    Speakers: • Anthony Caruana – CSO MC and moderator • Ian Farquhar, Worldwide Virtual Security Team Lead, Gigamon • John Lindsay, Former CTO, iiNet • Skeeve Stevens, Futurist, Future Sumo • David Vaile - Vice chair of APF, Co-Convenor of the Cyberspace Law And Policy Community, UNSW Law Faculty This webinar covers: - A 101 on metadata - what it is and how to use it - Insight into a typical attack, what happens and what we would find when looking into the metadata - How to collect metadata, use this to detect attacks and get greater insight into how you can use this to protect your organisation - Learn how much raw data and metadata to retain and how long for - Get a reality check on how you're using your metadata and if this is enough to secure your organisation

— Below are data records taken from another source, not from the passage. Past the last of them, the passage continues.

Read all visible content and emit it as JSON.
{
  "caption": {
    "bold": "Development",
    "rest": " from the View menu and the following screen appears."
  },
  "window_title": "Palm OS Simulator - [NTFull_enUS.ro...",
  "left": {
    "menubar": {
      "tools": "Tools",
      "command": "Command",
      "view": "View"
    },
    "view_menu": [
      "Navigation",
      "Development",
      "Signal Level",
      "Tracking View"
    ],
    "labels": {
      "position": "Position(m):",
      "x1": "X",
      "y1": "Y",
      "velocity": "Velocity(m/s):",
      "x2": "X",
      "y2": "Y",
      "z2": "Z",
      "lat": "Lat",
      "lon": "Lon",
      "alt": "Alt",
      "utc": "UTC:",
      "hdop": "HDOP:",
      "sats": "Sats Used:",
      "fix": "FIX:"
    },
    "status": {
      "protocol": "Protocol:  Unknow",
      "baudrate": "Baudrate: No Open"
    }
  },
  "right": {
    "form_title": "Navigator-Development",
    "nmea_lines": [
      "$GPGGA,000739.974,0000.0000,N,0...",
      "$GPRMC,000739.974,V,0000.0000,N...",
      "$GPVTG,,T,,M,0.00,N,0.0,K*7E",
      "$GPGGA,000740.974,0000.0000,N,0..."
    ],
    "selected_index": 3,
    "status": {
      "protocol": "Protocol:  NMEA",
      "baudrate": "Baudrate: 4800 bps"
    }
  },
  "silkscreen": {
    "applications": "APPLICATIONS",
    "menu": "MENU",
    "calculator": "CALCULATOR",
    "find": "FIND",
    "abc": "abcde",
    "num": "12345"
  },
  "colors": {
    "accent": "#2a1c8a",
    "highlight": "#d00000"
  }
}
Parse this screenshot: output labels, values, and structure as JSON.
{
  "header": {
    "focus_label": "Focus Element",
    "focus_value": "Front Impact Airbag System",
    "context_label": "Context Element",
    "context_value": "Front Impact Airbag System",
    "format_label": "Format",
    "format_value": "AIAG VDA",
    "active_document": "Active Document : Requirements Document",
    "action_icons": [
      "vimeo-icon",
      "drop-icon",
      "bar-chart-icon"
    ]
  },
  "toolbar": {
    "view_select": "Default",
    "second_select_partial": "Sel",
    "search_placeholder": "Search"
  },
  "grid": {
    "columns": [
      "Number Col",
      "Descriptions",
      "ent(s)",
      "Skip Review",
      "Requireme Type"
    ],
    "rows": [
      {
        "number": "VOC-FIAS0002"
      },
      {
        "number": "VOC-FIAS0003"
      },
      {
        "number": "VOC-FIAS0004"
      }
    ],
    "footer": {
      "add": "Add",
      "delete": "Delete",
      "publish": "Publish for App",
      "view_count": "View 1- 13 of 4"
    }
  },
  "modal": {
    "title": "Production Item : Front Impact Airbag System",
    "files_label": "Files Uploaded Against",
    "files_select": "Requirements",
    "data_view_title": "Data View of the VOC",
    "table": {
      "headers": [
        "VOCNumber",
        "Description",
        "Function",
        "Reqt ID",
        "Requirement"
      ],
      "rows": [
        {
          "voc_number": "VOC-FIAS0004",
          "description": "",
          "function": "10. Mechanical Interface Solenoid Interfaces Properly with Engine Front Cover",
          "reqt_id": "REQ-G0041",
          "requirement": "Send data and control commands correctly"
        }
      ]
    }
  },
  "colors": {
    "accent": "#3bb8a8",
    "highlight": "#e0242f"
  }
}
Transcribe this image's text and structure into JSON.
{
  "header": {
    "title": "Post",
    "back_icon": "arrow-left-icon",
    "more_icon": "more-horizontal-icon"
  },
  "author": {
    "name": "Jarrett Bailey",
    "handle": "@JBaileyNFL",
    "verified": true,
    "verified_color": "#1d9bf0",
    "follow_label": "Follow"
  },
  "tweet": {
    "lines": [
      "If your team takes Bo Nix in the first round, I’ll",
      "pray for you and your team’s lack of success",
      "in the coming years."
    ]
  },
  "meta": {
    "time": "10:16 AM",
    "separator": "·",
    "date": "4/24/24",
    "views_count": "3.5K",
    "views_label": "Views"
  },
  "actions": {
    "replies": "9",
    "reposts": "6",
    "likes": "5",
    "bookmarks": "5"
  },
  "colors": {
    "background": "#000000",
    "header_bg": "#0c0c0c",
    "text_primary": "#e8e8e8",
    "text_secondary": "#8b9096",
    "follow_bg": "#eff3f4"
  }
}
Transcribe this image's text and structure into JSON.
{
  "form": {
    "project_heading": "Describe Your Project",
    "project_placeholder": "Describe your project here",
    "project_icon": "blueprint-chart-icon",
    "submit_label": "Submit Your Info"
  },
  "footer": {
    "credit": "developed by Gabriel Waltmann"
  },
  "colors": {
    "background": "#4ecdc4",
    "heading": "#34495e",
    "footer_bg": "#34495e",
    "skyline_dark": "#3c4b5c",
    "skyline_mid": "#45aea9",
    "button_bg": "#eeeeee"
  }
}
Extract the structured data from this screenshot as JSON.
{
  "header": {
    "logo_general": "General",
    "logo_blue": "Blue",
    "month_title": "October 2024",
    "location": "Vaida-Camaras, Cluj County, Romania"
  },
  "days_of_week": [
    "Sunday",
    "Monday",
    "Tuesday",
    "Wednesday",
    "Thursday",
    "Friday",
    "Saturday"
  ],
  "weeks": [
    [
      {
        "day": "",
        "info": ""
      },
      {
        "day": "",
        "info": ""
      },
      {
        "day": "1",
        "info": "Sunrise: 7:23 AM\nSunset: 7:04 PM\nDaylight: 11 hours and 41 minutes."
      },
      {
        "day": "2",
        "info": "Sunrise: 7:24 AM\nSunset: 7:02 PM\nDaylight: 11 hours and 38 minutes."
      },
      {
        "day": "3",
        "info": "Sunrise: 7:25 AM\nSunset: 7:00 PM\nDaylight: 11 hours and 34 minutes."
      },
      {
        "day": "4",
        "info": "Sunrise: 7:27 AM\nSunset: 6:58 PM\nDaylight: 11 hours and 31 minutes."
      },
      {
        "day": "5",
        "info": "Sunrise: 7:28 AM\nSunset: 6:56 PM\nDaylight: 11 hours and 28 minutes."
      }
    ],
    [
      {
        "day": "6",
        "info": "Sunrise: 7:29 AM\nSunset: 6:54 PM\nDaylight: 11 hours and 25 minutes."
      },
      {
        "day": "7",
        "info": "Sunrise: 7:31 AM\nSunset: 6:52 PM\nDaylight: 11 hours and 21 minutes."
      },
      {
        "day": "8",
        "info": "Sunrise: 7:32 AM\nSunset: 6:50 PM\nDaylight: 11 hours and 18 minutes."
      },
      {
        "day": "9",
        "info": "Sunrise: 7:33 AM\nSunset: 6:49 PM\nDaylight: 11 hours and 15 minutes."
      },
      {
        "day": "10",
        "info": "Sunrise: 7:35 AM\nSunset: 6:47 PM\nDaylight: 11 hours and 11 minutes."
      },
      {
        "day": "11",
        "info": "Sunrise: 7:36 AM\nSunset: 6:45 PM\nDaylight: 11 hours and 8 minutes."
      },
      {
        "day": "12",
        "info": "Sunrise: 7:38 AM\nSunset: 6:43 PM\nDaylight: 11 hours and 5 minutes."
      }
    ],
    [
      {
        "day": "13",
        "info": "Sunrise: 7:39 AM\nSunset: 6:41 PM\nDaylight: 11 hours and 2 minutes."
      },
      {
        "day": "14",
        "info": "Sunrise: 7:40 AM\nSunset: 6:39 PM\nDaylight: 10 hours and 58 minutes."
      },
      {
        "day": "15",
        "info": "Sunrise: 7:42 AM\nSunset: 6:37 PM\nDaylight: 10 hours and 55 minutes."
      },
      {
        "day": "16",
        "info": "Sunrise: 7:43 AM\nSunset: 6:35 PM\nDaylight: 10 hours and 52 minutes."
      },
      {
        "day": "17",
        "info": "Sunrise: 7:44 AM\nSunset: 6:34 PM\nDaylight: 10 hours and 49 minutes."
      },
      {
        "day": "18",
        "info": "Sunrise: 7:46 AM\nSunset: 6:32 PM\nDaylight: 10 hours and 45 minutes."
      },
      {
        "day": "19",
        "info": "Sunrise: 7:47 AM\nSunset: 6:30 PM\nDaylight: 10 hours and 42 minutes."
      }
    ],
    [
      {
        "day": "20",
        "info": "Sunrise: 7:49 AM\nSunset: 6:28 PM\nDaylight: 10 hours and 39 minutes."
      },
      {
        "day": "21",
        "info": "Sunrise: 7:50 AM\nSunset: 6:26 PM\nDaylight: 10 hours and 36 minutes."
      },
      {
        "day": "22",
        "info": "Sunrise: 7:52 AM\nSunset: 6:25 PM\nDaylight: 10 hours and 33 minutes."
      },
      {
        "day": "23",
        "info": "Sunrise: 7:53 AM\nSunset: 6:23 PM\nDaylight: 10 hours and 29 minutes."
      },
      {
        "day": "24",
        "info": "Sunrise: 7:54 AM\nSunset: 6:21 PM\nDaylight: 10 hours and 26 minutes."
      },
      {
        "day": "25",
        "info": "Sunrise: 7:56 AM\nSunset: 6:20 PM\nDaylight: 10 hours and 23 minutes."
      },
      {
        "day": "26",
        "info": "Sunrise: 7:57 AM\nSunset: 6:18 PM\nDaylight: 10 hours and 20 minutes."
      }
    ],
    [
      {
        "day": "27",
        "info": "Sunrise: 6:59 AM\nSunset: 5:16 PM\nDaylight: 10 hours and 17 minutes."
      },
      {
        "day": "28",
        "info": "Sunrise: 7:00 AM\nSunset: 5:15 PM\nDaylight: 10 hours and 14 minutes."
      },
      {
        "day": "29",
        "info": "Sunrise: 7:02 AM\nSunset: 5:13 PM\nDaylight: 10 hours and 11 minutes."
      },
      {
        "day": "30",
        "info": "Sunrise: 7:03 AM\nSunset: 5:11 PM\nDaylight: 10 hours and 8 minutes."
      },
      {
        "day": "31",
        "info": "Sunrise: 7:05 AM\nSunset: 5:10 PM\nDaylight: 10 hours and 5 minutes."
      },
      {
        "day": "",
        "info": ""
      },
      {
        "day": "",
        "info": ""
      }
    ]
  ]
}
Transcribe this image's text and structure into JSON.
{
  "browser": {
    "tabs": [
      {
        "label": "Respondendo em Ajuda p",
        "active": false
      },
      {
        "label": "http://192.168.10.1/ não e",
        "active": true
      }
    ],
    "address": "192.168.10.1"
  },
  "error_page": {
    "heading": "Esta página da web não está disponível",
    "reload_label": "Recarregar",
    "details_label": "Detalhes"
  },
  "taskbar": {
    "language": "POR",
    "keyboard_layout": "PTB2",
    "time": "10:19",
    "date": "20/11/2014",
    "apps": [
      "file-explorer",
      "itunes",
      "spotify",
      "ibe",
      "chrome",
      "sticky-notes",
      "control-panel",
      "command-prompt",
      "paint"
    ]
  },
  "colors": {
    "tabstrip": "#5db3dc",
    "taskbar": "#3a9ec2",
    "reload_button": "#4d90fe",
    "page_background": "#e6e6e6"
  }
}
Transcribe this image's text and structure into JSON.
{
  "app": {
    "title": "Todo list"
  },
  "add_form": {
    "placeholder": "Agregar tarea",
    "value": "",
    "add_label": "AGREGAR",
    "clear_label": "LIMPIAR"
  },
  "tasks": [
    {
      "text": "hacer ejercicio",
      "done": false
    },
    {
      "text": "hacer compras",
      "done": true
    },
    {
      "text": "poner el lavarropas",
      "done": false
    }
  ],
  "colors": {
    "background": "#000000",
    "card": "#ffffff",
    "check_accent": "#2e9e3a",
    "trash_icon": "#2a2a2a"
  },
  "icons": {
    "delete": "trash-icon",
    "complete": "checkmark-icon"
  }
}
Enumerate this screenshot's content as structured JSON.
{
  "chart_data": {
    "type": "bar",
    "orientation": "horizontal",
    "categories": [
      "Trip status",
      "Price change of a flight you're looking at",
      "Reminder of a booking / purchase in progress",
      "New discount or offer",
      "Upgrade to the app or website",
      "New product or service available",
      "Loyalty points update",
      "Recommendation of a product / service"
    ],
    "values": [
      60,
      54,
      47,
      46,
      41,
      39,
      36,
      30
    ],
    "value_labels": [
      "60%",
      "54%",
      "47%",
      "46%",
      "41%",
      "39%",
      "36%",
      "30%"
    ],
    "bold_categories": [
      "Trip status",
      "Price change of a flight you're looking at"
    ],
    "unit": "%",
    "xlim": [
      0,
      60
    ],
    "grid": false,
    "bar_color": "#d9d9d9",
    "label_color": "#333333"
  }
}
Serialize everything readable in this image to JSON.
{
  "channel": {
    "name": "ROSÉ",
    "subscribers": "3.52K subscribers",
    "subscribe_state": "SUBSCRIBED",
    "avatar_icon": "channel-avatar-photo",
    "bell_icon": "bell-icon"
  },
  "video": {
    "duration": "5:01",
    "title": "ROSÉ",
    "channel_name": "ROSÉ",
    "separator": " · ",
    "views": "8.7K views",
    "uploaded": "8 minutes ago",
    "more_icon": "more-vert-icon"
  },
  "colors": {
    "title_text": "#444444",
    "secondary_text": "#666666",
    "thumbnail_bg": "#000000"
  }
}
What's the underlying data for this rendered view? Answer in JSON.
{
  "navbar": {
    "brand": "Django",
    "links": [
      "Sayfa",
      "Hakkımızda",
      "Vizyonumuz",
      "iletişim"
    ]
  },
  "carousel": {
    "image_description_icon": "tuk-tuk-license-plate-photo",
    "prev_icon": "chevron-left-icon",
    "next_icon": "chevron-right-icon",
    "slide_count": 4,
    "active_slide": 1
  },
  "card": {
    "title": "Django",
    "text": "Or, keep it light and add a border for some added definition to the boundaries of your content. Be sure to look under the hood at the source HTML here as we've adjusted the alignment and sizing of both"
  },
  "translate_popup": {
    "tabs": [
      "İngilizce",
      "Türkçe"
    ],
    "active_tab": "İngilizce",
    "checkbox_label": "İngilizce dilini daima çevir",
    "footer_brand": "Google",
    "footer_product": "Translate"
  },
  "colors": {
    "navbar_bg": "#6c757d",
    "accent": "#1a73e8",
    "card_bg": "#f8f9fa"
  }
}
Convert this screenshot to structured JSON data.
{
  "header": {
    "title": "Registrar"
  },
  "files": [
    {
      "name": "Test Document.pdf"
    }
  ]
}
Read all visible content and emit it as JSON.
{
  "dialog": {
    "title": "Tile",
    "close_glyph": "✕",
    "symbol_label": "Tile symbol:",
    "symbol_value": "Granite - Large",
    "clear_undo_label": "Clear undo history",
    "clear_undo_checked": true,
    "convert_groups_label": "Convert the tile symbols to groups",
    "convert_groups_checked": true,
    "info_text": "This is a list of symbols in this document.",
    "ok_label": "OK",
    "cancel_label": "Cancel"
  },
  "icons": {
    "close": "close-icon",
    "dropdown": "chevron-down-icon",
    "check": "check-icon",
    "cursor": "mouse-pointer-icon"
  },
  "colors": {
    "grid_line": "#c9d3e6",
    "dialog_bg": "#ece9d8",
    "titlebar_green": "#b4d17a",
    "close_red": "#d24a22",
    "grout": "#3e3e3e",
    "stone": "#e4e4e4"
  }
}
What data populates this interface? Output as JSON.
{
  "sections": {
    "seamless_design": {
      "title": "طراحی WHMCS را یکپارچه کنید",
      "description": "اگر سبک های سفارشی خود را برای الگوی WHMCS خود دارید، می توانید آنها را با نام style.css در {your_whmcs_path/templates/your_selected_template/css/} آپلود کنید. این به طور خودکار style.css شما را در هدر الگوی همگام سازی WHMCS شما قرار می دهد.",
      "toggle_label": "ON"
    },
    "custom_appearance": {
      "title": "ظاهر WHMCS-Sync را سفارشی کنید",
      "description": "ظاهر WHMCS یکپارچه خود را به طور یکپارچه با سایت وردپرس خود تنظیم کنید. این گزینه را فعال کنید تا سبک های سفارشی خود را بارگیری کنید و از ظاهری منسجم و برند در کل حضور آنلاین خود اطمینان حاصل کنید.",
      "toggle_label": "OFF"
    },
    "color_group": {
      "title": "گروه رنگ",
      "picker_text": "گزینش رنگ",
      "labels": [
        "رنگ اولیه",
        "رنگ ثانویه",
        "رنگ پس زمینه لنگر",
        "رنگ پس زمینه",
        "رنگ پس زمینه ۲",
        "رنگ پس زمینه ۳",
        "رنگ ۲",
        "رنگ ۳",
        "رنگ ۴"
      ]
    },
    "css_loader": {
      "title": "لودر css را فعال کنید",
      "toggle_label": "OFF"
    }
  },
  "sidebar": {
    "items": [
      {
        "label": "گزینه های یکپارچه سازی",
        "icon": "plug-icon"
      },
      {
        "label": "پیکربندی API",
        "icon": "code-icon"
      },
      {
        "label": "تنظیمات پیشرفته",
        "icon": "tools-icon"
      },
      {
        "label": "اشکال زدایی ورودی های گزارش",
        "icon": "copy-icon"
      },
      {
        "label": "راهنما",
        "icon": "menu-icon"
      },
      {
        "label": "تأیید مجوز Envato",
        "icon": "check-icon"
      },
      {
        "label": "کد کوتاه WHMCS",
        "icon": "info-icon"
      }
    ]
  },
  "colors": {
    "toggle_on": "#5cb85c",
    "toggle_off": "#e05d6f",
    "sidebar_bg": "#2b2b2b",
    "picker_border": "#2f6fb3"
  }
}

    Play Video

  • 150x50

    CSO Webinar: How banking trojans work and how you can stop them

    CSO Webinar: How banking trojans work and how you can stop them Featuring: • John Baird, Director of Global Technology Production, Deutsche Bank • Samantha Macleod, GM Cyber Security, ME Bank • Sherrod DeGrippo, Director of Emerging Threats, Proofpoint (USA)

    Play Video

  • 150x50

    IDG Live Webinar:The right collaboration strategy will help your business take flight

    Speakers - Mike Harris, Engineering Services Manager, Jetstar - Christopher Johnson, IT Director APAC, 20th Century Fox - Brent Maxwell, Director of Information Systems, THE ICONIC - IDG MC/Moderator Anthony Caruana

    Play Video

More videos

Blog Posts